* [Work instruction]: Without leaving out a single line, copy the records exactly.
* * *
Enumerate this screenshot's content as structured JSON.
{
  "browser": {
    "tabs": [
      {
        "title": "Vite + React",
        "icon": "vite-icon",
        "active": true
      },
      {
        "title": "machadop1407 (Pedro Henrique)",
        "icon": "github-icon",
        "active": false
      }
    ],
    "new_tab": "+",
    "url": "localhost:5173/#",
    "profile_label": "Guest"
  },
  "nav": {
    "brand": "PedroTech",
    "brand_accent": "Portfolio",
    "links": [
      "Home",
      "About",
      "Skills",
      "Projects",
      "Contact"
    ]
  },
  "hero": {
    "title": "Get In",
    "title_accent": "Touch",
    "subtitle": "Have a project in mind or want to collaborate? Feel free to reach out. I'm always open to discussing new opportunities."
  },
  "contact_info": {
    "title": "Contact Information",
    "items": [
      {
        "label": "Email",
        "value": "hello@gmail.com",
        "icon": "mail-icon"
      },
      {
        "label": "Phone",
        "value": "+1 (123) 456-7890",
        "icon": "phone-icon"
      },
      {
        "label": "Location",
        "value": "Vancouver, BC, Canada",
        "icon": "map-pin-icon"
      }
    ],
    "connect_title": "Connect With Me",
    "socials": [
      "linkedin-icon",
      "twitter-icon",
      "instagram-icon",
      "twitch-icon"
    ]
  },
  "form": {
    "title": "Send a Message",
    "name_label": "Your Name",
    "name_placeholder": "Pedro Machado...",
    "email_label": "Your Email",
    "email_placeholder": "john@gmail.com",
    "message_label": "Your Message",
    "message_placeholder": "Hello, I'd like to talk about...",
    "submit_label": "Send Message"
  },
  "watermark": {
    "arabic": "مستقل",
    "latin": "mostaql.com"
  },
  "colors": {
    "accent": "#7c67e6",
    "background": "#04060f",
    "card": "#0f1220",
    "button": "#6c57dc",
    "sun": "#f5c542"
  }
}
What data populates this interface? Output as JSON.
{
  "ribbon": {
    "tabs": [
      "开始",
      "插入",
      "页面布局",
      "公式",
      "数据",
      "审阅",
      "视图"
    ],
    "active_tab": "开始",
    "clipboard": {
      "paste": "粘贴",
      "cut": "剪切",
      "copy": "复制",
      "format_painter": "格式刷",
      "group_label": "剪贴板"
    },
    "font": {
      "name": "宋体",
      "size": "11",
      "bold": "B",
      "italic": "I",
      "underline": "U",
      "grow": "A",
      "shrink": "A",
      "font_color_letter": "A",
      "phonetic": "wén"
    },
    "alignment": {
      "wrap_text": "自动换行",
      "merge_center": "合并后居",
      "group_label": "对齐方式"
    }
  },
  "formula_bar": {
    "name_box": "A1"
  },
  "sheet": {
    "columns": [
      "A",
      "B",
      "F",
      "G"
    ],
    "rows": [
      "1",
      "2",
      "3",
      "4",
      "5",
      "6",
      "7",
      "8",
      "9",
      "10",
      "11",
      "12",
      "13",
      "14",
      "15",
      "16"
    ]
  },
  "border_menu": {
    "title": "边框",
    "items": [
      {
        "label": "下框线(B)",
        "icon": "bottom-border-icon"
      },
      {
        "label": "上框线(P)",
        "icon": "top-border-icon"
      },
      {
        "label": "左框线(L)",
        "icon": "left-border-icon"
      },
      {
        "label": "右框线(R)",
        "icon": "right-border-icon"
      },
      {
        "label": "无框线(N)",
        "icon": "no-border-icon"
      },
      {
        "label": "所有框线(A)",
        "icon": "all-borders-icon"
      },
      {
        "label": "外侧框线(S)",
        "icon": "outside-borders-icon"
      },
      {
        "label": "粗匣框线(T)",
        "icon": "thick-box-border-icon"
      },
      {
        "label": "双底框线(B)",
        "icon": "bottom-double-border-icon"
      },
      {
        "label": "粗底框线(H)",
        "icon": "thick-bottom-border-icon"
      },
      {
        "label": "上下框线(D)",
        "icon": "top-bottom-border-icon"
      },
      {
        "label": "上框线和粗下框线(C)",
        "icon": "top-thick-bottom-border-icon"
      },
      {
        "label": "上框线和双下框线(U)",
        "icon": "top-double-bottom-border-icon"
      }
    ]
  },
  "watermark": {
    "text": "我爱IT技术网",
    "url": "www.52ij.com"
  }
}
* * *
* [Output for this exercise]:
Enumerate this screenshot's content as structured JSON.
{
  "browser": {
    "tabs": [
      {
        "title": "Vite + React",
        "icon": "vite-icon",
        "active": true
      },
      {
        "title": "machadop1407 (Pedro Henrique)",
        "icon": "github-icon",
        "active": false
      }
    ],
    "new_tab": "+",
    "url": "localhost:5173/#",
    "profile_label": "Guest"
  },
  "nav": {
    "brand": "PedroTech",
    "brand_accent": "Portfolio",
    "links": [
      "Home",
      "About",
      "Skills",
      "Projects",
      "Contact"
    ]
  },
  "hero": {
    "title": "Get In",
    "title_accent": "Touch",
    "subtitle": "Have a project in mind or want to collaborate? Feel free to reach out. I'm always open to discussing new opportunities."
  },
  "contact_info": {
    "title": "Contact Information",
    "items": [
      {
        "label": "Email",
        "value": "hello@gmail.com",
        "icon": "mail-icon"
      },
      {
        "label": "Phone",
        "value": "+1 (123) 456-7890",
        "icon": "phone-icon"
      },
      {
        "label": "Location",
        "value": "Vancouver, BC, Canada",
        "icon": "map-pin-icon"
      }
    ],
    "connect_title": "Connect With Me",
    "socials": [
      "linkedin-icon",
      "twitter-icon",
      "instagram-icon",
      "twitch-icon"
    ]
  },
  "form": {
    "title": "Send a Message",
    "name_label": "Your Name",
    "name_placeholder": "Pedro Machado...",
    "email_label": "Your Email",
    "email_placeholder": "john@gmail.com",
    "message_label": "Your Message",
    "message_placeholder": "Hello, I'd like to talk about...",
    "submit_label": "Send Message"
  },
  "watermark": {
    "arabic": "مستقل",
    "latin": "mostaql.com"
  },
  "colors": {
    "accent": "#7c67e6",
    "background": "#04060f",
    "card": "#0f1220",
    "button": "#6c57dc",
    "sun": "#f5c542"
  }
}
What data populates this interface? Output as JSON.
{
  "ribbon": {
    "tabs": [
      "开始",
      "插入",
      "页面布局",
      "公式",
      "数据",
      "审阅",
      "视图"
    ],
    "active_tab": "开始",
    "clipboard": {
      "paste": "粘贴",
      "cut": "剪切",
      "copy": "复制",
      "format_painter": "格式刷",
      "group_label": "剪贴板"
    },
    "font": {
      "name": "宋体",
      "size": "11",
      "bold": "B",
      "italic": "I",
      "underline": "U",
      "grow": "A",
      "shrink": "A",
      "font_color_letter": "A",
      "phonetic": "wén"
    },
    "alignment": {
      "wrap_text": "自动换行",
      "merge_center": "合并后居",
      "group_label": "对齐方式"
    }
  },
  "formula_bar": {
    "name_box": "A1"
  },
  "sheet": {
    "columns": [
      "A",
      "B",
      "F",
      "G"
    ],
    "rows": [
      "1",
      "2",
      "3",
      "4",
      "5",
      "6",
      "7",
      "8",
      "9",
      "10",
      "11",
      "12",
      "13",
      "14",
      "15",
      "16"
    ]
  },
  "border_menu": {
    "title": "边框",
    "items": [
      {
        "label": "下框线(B)",
        "icon": "bottom-border-icon"
      },
      {
        "label": "上框线(P)",
        "icon": "top-border-icon"
      },
      {
        "label": "左框线(L)",
        "icon": "left-border-icon"
      },
      {
        "label": "右框线(R)",
        "icon": "right-border-icon"
      },
      {
        "label": "无框线(N)",
        "icon": "no-border-icon"
      },
      {
        "label": "所有框线(A)",
        "icon": "all-borders-icon"
      },
      {
        "label": "外侧框线(S)",
        "icon": "outside-borders-icon"
      },
      {
        "label": "粗匣框线(T)",
        "icon": "thick-box-border-icon"
      },
      {
        "label": "双底框线(B)",
        "icon": "bottom-double-border-icon"
      },
      {
        "label": "粗底框线(H)",
        "icon": "thick-bottom-border-icon"
      },
      {
        "label": "上下框线(D)",
        "icon": "top-bottom-border-icon"
      },
      {
        "label": "上框线和粗下框线(C)",
        "icon": "top-thick-bottom-border-icon"
      },
      {
        "label": "上框线和双下框线(U)",
        "icon": "top-double-bottom-border-icon"
      }
    ]
  },
  "watermark": {
    "text": "我爱IT技术网",
    "url": "www.52ij.com"
  }
}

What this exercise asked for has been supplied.